### [Exercise]
Which of the lines below contain the string "ディートリッヒ"? Copy each one.

### [The data]
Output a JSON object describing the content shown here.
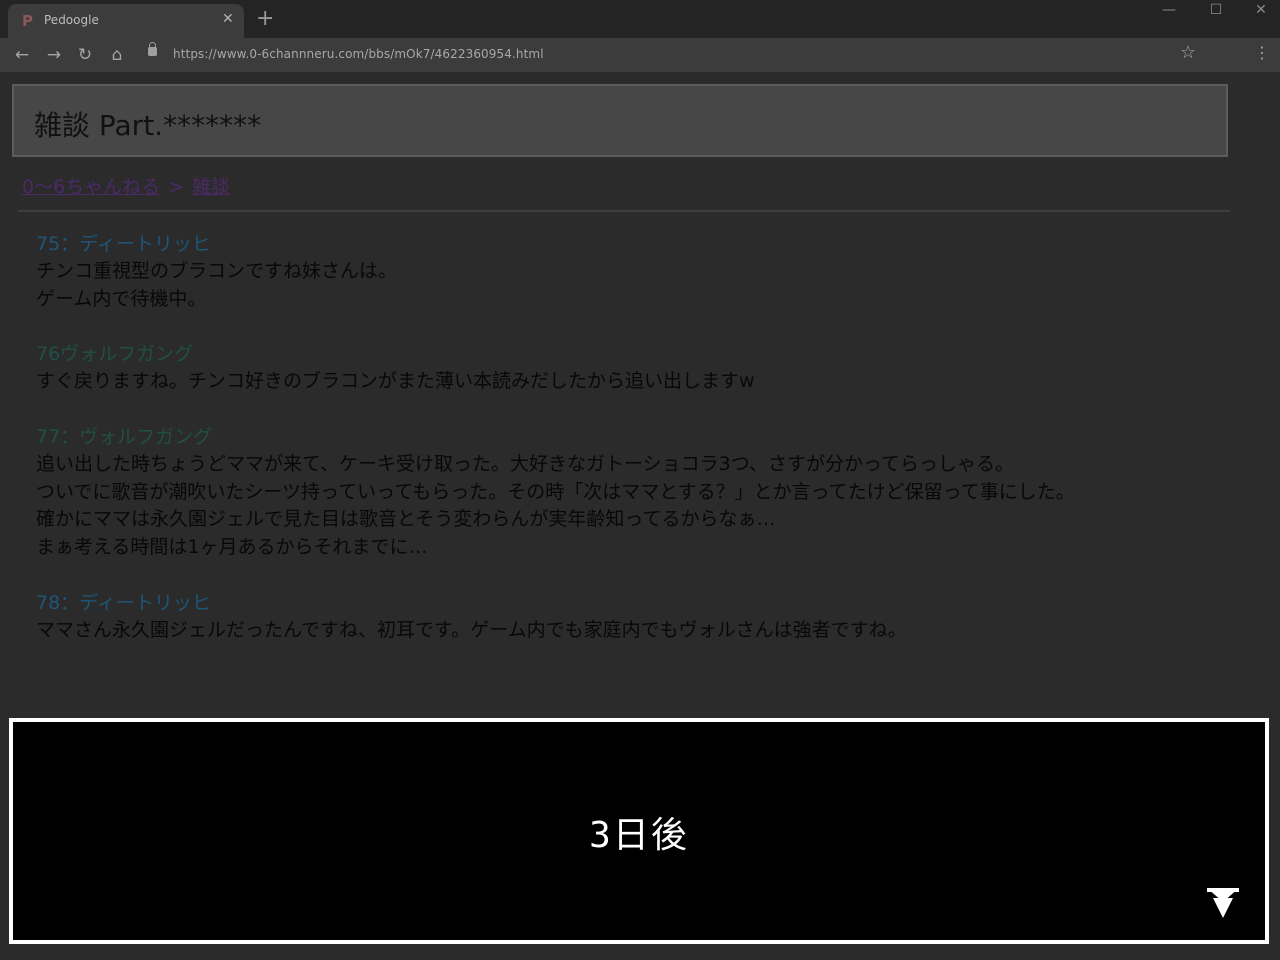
{
  "browser": {
    "tab_title": "Pedoogle",
    "tab_favicon": "P",
    "tab_close": "✕",
    "new_tab": "+",
    "url": "https://www.0-6channneru.com/bbs/mOk7/4622360954.html",
    "window_controls": {
      "minimize": "—",
      "maximize": "☐",
      "close": "✕"
    },
    "nav": {
      "back": "←",
      "forward": "→",
      "reload": "↻",
      "home": "⌂",
      "bookmark": "☆",
      "menu": "⋮"
    }
  },
  "page": {
    "title": "雑談 Part.*******",
    "breadcrumb": {
      "home": "0～6ちゃんねる",
      "separator": ">",
      "current": "雑談"
    }
  },
  "posts": [
    {
      "header": "75：ディートリッヒ",
      "lines": [
        "チンコ重視型のブラコンですね妹さんは。",
        "ゲーム内で待機中。"
      ]
    },
    {
      "header": "76ヴォルフガング",
      "lines": [
        "すぐ戻りますね。チンコ好きのブラコンがまた薄い本読みだしたから追い出しますw"
      ]
    },
    {
      "header": "77：ヴォルフガング",
      "lines": [
        "追い出した時ちょうどママが来て、ケーキ受け取った。大好きなガトーショコラ3つ、さすが分かってらっしゃる。",
        "ついでに歌音が潮吹いたシーツ持っていってもらった。その時「次はママとする？」とか言ってたけど保留って事にした。",
        "確かにママは永久園ジェルで見た目は歌音とそう変わらんが実年齢知ってるからなぁ…",
        "まぁ考える時間は1ヶ月あるからそれまでに…"
      ]
    },
    {
      "header": "78：ディートリッヒ",
      "lines": [
        "ママさん永久園ジェルだったんですね、初耳です。ゲーム内でも家庭内でもヴォルさんは強者ですね。"
      ]
    }
  ],
  "dialog": {
    "text": "3日後",
    "advance_icon": "advance-arrow-icon"
  },
  "colors": {
    "overlay_bg": "#2b2b2c",
    "dialog_bg": "#000000",
    "dialog_border": "#ffffff",
    "post_header_blue": "#1f5577",
    "post_header_teal": "#214f44"
  }
}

### [Answer to this task]
      "header": "75：ディートリッヒ",
      "header": "78：ディートリッヒ",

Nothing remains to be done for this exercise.